Contaminated tap water closes clinics

Clinics in Moos Tower and Phillip Wangensteen Building are closed after discolored water was encountered.

Moos Tower

Jules Ameel

Moos Tower

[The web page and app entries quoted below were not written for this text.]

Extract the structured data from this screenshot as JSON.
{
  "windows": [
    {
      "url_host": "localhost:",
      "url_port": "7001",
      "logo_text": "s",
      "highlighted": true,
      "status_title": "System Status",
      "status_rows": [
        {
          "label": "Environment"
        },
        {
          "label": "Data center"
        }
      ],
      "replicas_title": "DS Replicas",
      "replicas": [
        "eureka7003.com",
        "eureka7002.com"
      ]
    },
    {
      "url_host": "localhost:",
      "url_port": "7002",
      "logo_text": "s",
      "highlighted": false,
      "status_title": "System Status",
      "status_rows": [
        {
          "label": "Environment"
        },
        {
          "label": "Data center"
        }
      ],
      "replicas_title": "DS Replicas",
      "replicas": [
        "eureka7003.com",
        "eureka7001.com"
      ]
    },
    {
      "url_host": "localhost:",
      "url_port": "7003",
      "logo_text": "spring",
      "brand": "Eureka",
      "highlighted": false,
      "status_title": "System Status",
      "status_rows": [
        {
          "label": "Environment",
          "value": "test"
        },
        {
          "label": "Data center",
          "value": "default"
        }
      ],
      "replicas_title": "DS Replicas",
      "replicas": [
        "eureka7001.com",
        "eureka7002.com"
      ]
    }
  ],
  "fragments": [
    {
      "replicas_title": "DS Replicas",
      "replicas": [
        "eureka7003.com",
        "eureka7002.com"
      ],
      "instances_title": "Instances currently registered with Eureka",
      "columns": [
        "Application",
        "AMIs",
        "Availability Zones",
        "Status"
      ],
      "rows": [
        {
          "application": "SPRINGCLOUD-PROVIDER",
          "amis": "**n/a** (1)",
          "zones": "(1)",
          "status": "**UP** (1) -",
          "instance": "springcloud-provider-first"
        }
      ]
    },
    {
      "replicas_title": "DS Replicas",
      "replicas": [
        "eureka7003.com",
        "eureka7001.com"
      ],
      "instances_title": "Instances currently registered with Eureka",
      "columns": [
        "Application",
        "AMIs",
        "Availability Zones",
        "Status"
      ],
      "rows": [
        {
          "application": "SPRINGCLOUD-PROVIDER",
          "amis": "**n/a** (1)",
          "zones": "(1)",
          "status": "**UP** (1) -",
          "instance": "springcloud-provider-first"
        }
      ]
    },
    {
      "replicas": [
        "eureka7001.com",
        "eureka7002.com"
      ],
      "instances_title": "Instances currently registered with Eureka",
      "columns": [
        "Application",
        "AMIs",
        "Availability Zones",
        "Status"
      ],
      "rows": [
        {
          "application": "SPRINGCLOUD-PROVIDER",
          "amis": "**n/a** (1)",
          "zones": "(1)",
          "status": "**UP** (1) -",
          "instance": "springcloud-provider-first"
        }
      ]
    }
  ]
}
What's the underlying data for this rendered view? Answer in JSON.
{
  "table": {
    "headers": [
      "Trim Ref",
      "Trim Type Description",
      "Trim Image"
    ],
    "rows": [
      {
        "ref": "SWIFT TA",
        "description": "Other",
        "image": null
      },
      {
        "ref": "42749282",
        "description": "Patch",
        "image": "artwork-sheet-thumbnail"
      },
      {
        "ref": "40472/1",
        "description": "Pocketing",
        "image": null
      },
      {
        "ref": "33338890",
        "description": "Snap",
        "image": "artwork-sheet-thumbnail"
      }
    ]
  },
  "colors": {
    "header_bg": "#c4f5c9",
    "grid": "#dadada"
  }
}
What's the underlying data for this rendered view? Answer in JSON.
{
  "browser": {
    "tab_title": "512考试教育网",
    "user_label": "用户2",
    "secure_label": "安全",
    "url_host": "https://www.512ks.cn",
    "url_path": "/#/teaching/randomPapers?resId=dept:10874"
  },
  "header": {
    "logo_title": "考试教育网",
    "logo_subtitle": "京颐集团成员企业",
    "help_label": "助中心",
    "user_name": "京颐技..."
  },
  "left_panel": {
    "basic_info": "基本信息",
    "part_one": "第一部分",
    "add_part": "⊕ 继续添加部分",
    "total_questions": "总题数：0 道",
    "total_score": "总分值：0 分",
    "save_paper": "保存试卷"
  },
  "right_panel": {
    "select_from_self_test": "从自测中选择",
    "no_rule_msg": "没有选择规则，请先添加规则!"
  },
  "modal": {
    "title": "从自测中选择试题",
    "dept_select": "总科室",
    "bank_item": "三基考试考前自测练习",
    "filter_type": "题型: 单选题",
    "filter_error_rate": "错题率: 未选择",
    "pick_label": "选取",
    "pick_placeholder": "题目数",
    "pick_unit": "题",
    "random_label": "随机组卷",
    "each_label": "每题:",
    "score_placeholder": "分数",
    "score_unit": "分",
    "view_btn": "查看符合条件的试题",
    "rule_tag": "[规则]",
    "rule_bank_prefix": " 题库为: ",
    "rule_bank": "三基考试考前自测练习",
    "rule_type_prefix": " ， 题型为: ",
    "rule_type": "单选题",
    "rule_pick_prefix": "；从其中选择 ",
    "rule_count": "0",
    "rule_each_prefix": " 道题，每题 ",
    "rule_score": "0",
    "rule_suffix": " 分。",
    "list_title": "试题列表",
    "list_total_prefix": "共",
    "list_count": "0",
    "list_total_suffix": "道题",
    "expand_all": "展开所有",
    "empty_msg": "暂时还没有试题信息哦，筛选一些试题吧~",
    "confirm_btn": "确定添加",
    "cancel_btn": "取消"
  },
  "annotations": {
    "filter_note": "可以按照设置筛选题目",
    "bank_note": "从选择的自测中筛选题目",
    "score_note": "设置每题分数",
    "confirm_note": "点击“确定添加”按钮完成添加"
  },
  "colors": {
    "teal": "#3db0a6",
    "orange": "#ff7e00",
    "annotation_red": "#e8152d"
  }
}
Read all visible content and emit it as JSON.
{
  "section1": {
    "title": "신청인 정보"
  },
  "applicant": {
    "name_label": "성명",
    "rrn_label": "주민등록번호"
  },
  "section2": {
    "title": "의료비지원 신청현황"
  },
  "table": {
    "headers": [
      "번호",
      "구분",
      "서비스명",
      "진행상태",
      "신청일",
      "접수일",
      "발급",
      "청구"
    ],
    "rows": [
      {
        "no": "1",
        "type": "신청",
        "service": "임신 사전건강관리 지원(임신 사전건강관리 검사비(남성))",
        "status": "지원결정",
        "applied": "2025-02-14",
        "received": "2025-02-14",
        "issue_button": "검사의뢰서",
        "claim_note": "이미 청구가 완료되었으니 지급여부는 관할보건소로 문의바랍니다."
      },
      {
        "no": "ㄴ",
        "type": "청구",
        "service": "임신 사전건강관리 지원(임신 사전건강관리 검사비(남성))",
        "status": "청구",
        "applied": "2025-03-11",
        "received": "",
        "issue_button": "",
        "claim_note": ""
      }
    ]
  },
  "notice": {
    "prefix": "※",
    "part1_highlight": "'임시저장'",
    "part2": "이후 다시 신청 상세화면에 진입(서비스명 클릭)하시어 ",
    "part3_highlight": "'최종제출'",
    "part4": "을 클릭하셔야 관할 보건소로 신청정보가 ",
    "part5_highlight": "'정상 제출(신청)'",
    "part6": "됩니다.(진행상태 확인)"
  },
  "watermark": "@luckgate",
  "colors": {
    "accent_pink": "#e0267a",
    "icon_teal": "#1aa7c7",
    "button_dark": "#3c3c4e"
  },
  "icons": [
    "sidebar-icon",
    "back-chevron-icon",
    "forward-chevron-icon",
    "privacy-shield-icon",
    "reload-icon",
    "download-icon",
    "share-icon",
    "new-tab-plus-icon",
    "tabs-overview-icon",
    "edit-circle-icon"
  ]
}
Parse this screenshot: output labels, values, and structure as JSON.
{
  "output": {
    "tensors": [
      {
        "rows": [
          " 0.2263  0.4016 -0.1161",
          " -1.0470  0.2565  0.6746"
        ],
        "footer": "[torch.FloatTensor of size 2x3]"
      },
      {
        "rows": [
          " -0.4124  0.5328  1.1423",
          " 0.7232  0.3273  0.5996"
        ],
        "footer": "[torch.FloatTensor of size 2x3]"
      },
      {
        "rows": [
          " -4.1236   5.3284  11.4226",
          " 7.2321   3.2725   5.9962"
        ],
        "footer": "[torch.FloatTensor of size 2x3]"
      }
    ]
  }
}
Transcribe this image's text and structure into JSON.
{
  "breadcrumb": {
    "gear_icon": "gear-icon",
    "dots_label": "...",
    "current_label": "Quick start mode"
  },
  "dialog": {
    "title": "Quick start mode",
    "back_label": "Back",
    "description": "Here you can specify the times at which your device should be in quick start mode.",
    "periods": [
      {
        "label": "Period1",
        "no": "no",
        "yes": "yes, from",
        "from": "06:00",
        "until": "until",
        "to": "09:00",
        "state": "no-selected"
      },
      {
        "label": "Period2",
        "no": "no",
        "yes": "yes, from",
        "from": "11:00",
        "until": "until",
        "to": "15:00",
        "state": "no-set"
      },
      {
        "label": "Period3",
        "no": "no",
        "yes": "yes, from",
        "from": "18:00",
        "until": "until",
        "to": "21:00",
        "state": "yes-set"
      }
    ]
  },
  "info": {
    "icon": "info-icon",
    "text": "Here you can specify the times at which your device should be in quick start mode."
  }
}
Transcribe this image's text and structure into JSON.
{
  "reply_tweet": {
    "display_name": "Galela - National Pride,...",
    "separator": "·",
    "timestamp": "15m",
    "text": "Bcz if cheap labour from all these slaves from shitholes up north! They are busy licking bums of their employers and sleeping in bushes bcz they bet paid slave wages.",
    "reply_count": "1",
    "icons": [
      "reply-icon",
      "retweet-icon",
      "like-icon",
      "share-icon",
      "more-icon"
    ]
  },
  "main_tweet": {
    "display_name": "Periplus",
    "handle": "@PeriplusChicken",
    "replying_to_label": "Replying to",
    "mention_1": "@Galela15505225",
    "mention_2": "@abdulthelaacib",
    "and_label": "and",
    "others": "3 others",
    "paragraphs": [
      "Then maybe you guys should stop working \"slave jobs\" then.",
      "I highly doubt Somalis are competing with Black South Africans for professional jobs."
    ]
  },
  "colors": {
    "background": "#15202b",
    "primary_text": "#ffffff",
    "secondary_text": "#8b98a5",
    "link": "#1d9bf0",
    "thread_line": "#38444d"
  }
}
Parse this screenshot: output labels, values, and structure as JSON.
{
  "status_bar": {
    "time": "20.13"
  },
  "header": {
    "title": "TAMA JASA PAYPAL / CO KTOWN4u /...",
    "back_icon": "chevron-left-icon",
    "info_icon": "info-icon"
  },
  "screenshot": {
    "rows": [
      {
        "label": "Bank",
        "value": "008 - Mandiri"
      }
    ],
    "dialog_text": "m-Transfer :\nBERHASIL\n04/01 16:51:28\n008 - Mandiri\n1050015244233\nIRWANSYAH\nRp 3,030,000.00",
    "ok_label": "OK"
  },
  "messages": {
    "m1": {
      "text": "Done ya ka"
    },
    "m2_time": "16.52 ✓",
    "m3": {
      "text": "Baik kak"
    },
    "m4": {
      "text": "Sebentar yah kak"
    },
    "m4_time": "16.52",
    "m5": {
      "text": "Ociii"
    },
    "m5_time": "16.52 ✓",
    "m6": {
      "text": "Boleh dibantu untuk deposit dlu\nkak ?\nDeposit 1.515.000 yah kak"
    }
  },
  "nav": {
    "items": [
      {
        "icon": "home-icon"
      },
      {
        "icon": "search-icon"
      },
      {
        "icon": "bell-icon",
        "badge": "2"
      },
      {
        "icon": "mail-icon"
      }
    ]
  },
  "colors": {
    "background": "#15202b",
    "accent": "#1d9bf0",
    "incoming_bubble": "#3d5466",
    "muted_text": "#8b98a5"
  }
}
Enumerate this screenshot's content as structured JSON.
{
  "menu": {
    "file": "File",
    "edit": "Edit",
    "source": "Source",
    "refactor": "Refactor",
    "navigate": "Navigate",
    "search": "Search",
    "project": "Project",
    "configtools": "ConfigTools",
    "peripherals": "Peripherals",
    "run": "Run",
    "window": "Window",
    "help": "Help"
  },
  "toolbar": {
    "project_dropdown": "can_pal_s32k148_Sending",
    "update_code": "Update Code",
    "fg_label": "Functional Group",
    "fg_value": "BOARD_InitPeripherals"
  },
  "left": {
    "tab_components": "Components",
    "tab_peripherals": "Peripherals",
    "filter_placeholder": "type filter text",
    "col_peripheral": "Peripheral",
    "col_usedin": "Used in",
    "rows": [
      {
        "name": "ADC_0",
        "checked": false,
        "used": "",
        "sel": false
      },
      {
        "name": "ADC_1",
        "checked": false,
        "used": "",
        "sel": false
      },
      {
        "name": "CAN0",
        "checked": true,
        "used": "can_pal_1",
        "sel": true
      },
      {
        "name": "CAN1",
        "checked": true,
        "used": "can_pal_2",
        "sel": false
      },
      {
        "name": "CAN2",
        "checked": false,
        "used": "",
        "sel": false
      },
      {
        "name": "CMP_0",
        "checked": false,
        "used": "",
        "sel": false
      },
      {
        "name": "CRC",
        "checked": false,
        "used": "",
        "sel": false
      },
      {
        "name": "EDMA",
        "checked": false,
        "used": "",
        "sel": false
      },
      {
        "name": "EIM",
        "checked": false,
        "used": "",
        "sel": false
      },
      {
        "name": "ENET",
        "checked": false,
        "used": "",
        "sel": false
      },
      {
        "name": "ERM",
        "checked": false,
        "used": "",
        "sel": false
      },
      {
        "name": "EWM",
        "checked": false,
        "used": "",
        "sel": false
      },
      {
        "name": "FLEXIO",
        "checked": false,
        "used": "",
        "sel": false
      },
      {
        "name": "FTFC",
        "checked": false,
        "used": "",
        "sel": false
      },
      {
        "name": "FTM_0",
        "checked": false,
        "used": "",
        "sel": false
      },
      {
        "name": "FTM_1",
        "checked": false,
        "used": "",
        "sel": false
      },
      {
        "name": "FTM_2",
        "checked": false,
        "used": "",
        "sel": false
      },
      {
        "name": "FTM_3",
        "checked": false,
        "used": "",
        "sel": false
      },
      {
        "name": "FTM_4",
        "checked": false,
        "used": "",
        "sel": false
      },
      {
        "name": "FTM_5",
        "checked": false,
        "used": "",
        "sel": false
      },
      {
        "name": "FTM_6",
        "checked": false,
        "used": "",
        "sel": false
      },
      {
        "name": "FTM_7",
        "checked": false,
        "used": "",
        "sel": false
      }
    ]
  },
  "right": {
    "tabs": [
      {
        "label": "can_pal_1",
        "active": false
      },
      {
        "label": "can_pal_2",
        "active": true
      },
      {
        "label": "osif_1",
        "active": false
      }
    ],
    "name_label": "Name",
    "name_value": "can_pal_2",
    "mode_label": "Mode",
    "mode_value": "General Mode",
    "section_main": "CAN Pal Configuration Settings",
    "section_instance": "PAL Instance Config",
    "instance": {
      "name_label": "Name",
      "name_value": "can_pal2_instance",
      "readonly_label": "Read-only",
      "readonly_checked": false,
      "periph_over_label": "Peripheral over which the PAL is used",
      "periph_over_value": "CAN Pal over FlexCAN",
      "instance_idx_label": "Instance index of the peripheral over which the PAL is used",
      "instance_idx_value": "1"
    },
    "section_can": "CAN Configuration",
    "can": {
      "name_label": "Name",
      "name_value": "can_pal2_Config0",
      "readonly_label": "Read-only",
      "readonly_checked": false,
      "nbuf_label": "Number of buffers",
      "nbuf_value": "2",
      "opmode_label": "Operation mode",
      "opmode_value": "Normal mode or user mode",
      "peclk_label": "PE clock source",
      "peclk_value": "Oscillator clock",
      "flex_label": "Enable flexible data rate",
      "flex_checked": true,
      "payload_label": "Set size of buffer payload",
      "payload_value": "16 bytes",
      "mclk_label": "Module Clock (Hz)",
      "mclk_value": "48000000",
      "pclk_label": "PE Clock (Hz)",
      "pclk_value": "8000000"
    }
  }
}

Tap water contamination in Moos Tower and the Phillips Wangensteen Building on the University of Minnesota campus forced dental clinics in the buildings to close Wednesday afternoon. University officials are investigating what caused the contamination in the two buildings and are checking to see if surrounding buildings are affected, University spokesman Daniel Wolter said. He noted that water contaminations are common in the spring and the University is erring on the side of caution. Various media outlets from around Minneapolis have reported foul smelling water coming out of faucets in the last week. All appointments in clinics using water are canceled until noon Thursday, but the contamination shouldnâÄôt affect classes in the buildings, Wolter said. He added this will impact about 400 appointments. Catherine Harding, a staffer in Moos Tower, said she first noticed discolored yellow water in toilets around 11 a.m. The building manager came by afterwards and instructed staff not to use the water for anything, she said. Some people reported an odor related to the water, but Harding said she didnâÄôt smell anything.